§ TASK ITEM
Down to the last line, repeat the records exactly.

══ INPUT DATA

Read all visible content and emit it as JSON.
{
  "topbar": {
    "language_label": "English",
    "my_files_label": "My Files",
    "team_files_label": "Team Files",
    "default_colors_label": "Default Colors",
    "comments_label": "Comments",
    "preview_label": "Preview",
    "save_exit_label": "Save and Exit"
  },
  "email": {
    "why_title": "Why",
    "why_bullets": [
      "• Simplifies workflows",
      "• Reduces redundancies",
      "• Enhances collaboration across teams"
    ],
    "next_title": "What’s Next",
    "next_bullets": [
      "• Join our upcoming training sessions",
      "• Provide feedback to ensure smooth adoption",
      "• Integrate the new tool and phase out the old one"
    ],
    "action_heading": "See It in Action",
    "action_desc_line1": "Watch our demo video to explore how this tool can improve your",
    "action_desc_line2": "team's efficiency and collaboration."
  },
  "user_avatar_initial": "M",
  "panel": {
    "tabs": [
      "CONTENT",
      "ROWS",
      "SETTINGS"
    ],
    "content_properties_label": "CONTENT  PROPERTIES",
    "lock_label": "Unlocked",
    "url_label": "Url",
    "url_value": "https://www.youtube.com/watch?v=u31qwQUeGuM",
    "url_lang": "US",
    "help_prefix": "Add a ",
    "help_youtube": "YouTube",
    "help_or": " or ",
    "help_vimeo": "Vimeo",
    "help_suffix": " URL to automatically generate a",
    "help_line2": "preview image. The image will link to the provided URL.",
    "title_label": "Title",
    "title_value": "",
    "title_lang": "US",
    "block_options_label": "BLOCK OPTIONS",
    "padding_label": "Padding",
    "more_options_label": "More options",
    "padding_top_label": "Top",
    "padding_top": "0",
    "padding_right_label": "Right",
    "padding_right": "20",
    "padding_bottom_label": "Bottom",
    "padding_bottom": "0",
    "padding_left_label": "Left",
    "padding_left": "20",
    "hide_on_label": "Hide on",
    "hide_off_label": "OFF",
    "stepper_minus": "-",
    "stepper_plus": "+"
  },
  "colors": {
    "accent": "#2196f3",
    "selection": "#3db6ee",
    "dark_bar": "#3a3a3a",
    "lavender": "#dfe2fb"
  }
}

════

§ ANSWER SPACE
Read all visible content and emit it as JSON.
{
  "topbar": {
    "language_label": "English",
    "my_files_label": "My Files",
    "team_files_label": "Team Files",
    "default_colors_label": "Default Colors",
    "comments_label": "Comments",
    "preview_label": "Preview",
    "save_exit_label": "Save and Exit"
  },
  "email": {
    "why_title": "Why",
    "why_bullets": [
      "• Simplifies workflows",
      "• Reduces redundancies",
      "• Enhances collaboration across teams"
    ],
    "next_title": "What’s Next",
    "next_bullets": [
      "• Join our upcoming training sessions",
      "• Provide feedback to ensure smooth adoption",
      "• Integrate the new tool and phase out the old one"
    ],
    "action_heading": "See It in Action",
    "action_desc_line1": "Watch our demo video to explore how this tool can improve your",
    "action_desc_line2": "team's efficiency and collaboration."
  },
  "user_avatar_initial": "M",
  "panel": {
    "tabs": [
      "CONTENT",
      "ROWS",
      "SETTINGS"
    ],
    "content_properties_label": "CONTENT  PROPERTIES",
    "lock_label": "Unlocked",
    "url_label": "Url",
    "url_value": "https://www.youtube.com/watch?v=u31qwQUeGuM",
    "url_lang": "US",
    "help_prefix": "Add a ",
    "help_youtube": "YouTube",
    "help_or": " or ",
    "help_vimeo": "Vimeo",
    "help_suffix": " URL to automatically generate a",
    "help_line2": "preview image. The image will link to the provided URL.",
    "title_label": "Title",
    "title_value": "",
    "title_lang": "US",
    "block_options_label": "BLOCK OPTIONS",
    "padding_label": "Padding",
    "more_options_label": "More options",
    "padding_top_label": "Top",
    "padding_top": "0",
    "padding_right_label": "Right",
    "padding_right": "20",
    "padding_bottom_label": "Bottom",
    "padding_bottom": "0",
    "padding_left_label": "Left",
    "padding_left": "20",
    "hide_on_label": "Hide on",
    "hide_off_label": "OFF",
    "stepper_minus": "-",
    "stepper_plus": "+"
  },
  "colors": {
    "accent": "#2196f3",
    "selection": "#3db6ee",
    "dark_bar": "#3a3a3a",
    "lavender": "#dfe2fb"
  }
}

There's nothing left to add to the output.